I know for a fact that my ballot wasn't counted. I live in Pima County in Arizona, a highly democratic county, and thousands of early ballots like mine remained uncounted when they called the state for Trump. There's something pretty fishy about that.
In the end it turns out that supposedly Hillary Clinton won the popular vote, but lost the election due to a technical error called the electoral college. If the situation were reversed would Trump have gracefully conceded? There's no damn way he would have! Hillary Clinton may have just been too damn tired of taking all of the abuse to keep trying, but I'm too damn mad and there is too much at stake to let her go.
All over the country people are protesting. And they should. We were robbed of our democracy last week. Not everyone can get out to protest in the streets, but people like me who have young children and busy lives, we are protesting in our own way. Not in the streets but on social media, with our friends and families. We can't let this happen to our country. We are asking ourselves, what do we do now?
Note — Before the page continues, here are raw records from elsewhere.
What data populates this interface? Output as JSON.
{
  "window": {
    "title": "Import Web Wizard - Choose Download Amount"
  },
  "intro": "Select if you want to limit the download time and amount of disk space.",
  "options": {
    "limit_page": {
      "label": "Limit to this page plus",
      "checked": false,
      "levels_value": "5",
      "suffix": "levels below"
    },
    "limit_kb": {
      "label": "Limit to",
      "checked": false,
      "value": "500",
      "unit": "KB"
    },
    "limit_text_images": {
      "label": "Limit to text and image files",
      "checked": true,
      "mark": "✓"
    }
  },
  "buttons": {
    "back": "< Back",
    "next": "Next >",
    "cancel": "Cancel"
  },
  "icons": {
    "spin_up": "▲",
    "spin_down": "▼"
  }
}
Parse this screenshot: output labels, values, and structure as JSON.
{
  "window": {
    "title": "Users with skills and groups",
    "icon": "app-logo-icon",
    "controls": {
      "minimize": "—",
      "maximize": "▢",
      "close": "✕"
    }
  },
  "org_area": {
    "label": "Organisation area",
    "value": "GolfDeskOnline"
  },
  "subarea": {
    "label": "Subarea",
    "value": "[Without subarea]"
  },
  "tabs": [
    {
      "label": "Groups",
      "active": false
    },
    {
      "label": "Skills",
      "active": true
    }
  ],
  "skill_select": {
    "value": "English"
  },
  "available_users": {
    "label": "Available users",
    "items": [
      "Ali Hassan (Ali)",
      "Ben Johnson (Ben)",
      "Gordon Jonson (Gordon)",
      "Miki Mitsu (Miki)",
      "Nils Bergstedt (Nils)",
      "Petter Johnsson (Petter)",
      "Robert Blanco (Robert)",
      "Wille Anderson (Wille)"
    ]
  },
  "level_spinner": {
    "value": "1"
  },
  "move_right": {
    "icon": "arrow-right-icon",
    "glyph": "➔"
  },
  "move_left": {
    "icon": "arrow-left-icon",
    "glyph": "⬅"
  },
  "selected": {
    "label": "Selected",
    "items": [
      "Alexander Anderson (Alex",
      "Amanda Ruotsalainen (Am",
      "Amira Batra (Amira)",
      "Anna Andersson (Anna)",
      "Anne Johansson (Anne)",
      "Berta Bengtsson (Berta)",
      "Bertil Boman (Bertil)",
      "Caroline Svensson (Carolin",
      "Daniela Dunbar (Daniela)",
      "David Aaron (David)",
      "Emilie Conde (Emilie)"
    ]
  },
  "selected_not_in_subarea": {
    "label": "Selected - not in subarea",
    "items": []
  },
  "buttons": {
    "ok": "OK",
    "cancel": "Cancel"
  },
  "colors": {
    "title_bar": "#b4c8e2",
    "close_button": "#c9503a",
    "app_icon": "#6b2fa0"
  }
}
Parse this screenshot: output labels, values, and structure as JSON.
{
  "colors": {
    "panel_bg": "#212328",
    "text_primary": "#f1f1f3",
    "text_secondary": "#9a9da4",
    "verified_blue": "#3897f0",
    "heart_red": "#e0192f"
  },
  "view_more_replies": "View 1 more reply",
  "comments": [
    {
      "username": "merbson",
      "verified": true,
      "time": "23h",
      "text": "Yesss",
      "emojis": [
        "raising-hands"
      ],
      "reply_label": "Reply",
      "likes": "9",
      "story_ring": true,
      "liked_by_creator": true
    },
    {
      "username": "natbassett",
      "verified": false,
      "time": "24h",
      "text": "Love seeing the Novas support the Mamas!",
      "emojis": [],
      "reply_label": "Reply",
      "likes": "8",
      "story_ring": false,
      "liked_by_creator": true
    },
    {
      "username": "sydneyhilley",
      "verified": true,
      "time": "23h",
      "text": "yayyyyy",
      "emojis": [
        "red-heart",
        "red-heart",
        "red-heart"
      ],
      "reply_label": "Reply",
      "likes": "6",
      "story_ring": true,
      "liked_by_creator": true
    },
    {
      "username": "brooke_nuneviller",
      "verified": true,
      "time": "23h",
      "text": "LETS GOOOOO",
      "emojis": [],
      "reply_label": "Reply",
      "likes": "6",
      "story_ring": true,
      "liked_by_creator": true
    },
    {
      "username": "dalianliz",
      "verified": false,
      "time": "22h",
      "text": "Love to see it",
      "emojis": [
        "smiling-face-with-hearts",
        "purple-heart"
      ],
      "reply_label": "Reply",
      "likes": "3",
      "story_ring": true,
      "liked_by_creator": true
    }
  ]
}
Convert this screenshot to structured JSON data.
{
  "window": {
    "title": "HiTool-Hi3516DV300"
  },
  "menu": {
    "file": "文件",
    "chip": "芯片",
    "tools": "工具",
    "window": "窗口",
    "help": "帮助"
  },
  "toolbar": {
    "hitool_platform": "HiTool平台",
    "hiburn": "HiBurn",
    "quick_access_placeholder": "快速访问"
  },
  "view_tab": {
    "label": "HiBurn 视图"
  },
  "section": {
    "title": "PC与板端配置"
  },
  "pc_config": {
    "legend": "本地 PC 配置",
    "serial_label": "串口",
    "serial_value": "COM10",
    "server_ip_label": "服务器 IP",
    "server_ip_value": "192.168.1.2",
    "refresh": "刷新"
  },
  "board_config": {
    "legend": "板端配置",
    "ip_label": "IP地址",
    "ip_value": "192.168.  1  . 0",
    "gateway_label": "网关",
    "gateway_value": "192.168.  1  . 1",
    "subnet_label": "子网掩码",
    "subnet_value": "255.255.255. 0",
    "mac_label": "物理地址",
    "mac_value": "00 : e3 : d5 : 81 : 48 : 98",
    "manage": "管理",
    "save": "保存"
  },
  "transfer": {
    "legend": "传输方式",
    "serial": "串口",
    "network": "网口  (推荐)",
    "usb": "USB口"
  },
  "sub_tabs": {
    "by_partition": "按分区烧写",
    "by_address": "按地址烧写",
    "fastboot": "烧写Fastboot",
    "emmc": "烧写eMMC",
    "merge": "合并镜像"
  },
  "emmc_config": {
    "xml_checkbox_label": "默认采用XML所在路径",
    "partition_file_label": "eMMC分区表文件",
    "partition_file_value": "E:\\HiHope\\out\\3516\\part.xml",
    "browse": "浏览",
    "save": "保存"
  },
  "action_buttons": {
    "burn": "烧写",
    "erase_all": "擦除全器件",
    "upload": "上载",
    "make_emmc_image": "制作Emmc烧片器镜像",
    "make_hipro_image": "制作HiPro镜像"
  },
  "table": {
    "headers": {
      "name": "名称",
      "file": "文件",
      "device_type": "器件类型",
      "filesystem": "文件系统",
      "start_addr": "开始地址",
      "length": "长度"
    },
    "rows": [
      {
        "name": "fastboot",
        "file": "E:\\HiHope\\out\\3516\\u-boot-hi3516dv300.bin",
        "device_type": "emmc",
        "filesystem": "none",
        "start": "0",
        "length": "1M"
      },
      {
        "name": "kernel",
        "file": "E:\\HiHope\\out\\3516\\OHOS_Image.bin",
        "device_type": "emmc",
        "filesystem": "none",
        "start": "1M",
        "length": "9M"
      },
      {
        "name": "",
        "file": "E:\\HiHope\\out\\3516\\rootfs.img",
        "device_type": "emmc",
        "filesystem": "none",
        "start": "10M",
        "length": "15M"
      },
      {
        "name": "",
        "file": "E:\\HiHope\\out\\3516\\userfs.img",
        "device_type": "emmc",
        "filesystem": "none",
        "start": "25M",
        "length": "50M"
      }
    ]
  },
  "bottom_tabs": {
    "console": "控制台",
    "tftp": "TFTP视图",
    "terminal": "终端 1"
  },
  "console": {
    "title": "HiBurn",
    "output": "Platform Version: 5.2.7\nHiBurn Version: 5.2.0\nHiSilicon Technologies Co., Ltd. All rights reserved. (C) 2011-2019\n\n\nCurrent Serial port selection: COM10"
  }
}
I have been pondering this question for many days now and here is my answer to what we do:
We fight with everything we've got. We have too much at stake to sit this one out. How do we fight?
#1. Media attention
We need true investigative journalism to look into every aspect of this. We need to declare that there has been voter fraud and start investigating. We need to investigate both Republicans and Russians and look into how they might have manipulated this election. We need to investigate voter suppression. We need to investigate Trump's fraud cases with Trump University and the Trump Foundation. We need to investigate Trump's sexual harassment and rape charges. We need to investigate whether or not we can charge Trump for hate crimes for instigating violence at his rallies. We need to further investigate the role Comey had in throwing this election with his pointless email announcements. We need to investigate whether Trump's business relationships are too much of a conflict of interest for him to be eligible for the role of president. We need to investigate the role of the electoral college and whether that's been abused as well as how we can overturn it. We need to investigate this entire election with thorough reporting.
#2. Legal action
We need to follow up all of this journalistic investigation with legal actions against all of those responsible for intentionally impeding the election. Voters in each state need to hold their states accountable for properly counting their ballots. We need to hold Comey accountable for colluding to influence an election. We need to hold Trump accountable for all of his crimes. We need to hold the Republican Party accountable for their gerrymandering and voter suppression. This is the United States of America. Let's sue these assholes!
#3. Protests and petitions
We need to continue peaceful protests and signing petitions. We need to demand that the electoral college be disbanded and the popular vote instated. We voted and we deserve to be heard. This is our country, and we're not giving it up without a fight.
There is a lot that needs to be done, and of course we all have busy lives. Pick one action and run with it. Call your local news station or paper and ask them to investigate this election. Talk to the lawyers you know about pursuing the legal aspects of this. If you can't make a protest in person, sign a petition. Do what you can do and know that no matter what happens you can feel better for having tried.
I leave you with this inspiration from Bob Marley, "Get up, stand up, stand up for your rights...get up, stand up, don't give up the fight!"
Since becoming a mom to a little boy with Trisomy 21 I have written a lot about Down syndrome and disabilities. I am a storyteller, wife and mom to a teen and a toddler. Life is busy!